The only time I'd ever been to Chantaburi Province was over twenty years ago, when an Indian friend (a gemstone dealer by profession) took me down there to see one of the famous open-air gemstone markets. And although it was an interesting experience at the time, walking around on a muddy scrap of land, gawping at gemstone stalls, was still the only image that came to mind whenever Chantaburi was mentioned to me - until last weekend of course, when I came away with a completely different point of view.
If I only need one reason to feel ashamed at never going to Chantaburi since then, then let's start with the fact that it's just a leisurely four-hour drive from Bangkok. OK, it took us five and a half hours to get there last weekend but I'm going to blame all that on my smartphone sat nav. Chantaburi aficionados have already assured me that the journey can be done in easily four hours from Bangkok.

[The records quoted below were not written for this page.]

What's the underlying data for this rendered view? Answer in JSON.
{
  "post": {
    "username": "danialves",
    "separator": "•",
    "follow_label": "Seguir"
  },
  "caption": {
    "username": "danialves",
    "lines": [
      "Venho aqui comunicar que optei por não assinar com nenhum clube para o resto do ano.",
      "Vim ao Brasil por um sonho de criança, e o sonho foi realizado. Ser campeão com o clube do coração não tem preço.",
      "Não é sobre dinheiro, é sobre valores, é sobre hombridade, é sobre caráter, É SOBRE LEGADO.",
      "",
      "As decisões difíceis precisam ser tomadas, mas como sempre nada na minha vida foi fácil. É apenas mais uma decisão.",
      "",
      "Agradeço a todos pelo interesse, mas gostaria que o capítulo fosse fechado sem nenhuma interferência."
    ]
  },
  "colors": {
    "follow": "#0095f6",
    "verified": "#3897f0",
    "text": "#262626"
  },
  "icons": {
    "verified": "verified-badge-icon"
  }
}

As you drive down from Bangkok on the main highway, you eventually see the exit signs for Pattaya and Rayong. - neither of which need any introduction. Is that why I saw so few people down in Chantaburi - the lure of Pattaya and Rayong are just too much? But ignore the road-signs, keep on going, and in no time at all, you hit mountains and greenery that follow you all the way down to the Chantaburi coastline.
I'm not going to turn this into an extended travel review because one weekend doesn't qualify me as an expert but here are the points that made the trip so memorable
The scenery was breath-taking, especially along the Chantaburi coast itself. For many years, I've considered the mountainous region around Chiang Rai in Northern Thailand as the place to visit for scenery. Chantaburi Province was on a par with that. I can give it no greater accolade or recommendation.
The whole area was spotlessly clean. I hardly saw a scrap of litter. And anyone who has travelled around Thailand knows the heartbreak of driving along a country road with views to die for, only to turn a corner and glimpse some unofficial dumping ground with the garbage piled six feet high.
I don't know who's in charge of keeping Chantaburi Province clean and tidy, but I certainly salute them here.
While we're on the subject of tidiness, how refreshing it was to see an area mercifully free of those awful advertising hoardings for hotels, new condominium developments and seafood restaurants, etc that blight the landscape of so many other regions (yes, Cha'am and Hua Hin, I'm talking about you)
Cyclists will be pleased to hear that Chantaburi is ideal for them as well. Long stretches of coastal road have clearly-marked cycle lanes and on Sunday morning, we passed many cycling clubs making the most of the perfect conditions for biking. I've never wanted to abandon the car and hop on two wheels quite as much as I did last Sunday.
Finally, Chantaburi Province isn't known as ‘The Garden of Thailand' for nothing. Everywhere you go, there are fruit-stalls selling durian, mangosteen, sala and longans - straight from the farm. No one drives back to Bangkok without stopping off to fill at least a couple of carrier bags to the brim with luscious fruits. And with mangosteens and longans at a hundred baht for three kilos, who can blame them?
I can't wait to get back to Chantaburi. But hopefully next time for a longer stay because I felt we only scratched the surface of this beautiful province. I'm looking forward to seeing so much more.
I'll see you down there!